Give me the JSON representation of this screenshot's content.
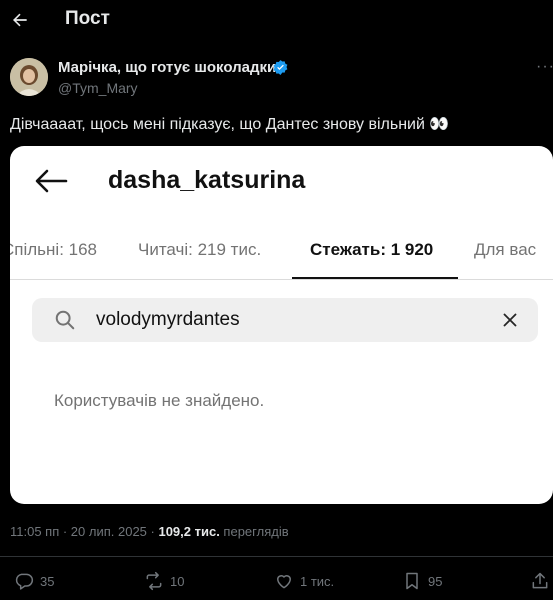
{
  "header": {
    "back_icon": "arrow-left-icon",
    "title": "Пост"
  },
  "author": {
    "name": "Марічка, що готує шоколадки",
    "handle": "@Tym_Mary",
    "verified_color": "#1d9bf0",
    "more": "···"
  },
  "tweet": {
    "text": "Дівчаааат, щось мені підказує, що Дантес знову вільний 👀"
  },
  "embedded": {
    "username": "dasha_katsurina",
    "tabs": [
      {
        "label": "Спільні: 168"
      },
      {
        "label": "Читачі: 219 тис."
      },
      {
        "label": "Стежать: 1 920"
      },
      {
        "label": "Для вас"
      }
    ],
    "active_tab": 2,
    "search": {
      "value": "volodymyrdantes"
    },
    "no_results": "Користувачів не знайдено."
  },
  "meta": {
    "time_date": "11:05 пп · 20 лип. 2025 · ",
    "views": "109,2 тис.",
    "views_label": " переглядів"
  },
  "actions": {
    "replies": "35",
    "reposts": "10",
    "likes": "1 тис.",
    "bookmarks": "95"
  },
  "colors": {
    "background": "#000000",
    "text": "#e7e9ea",
    "muted": "#71767b",
    "accent": "#1d9bf0"
  }
}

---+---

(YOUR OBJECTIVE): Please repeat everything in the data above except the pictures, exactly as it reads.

(RESULT OF THE EXERCISE):
Give me the JSON representation of this screenshot's content.
{
  "header": {
    "back_icon": "arrow-left-icon",
    "title": "Пост"
  },
  "author": {
    "name": "Марічка, що готує шоколадки",
    "handle": "@Tym_Mary",
    "verified_color": "#1d9bf0",
    "more": "···"
  },
  "tweet": {
    "text": "Дівчаааат, щось мені підказує, що Дантес знову вільний 👀"
  },
  "embedded": {
    "username": "dasha_katsurina",
    "tabs": [
      {
        "label": "Спільні: 168"
      },
      {
        "label": "Читачі: 219 тис."
      },
      {
        "label": "Стежать: 1 920"
      },
      {
        "label": "Для вас"
      }
    ],
    "active_tab": 2,
    "search": {
      "value": "volodymyrdantes"
    },
    "no_results": "Користувачів не знайдено."
  },
  "meta": {
    "time_date": "11:05 пп · 20 лип. 2025 · ",
    "views": "109,2 тис.",
    "views_label": " переглядів"
  },
  "actions": {
    "replies": "35",
    "reposts": "10",
    "likes": "1 тис.",
    "bookmarks": "95"
  },
  "colors": {
    "background": "#000000",
    "text": "#e7e9ea",
    "muted": "#71767b",
    "accent": "#1d9bf0"
  }
}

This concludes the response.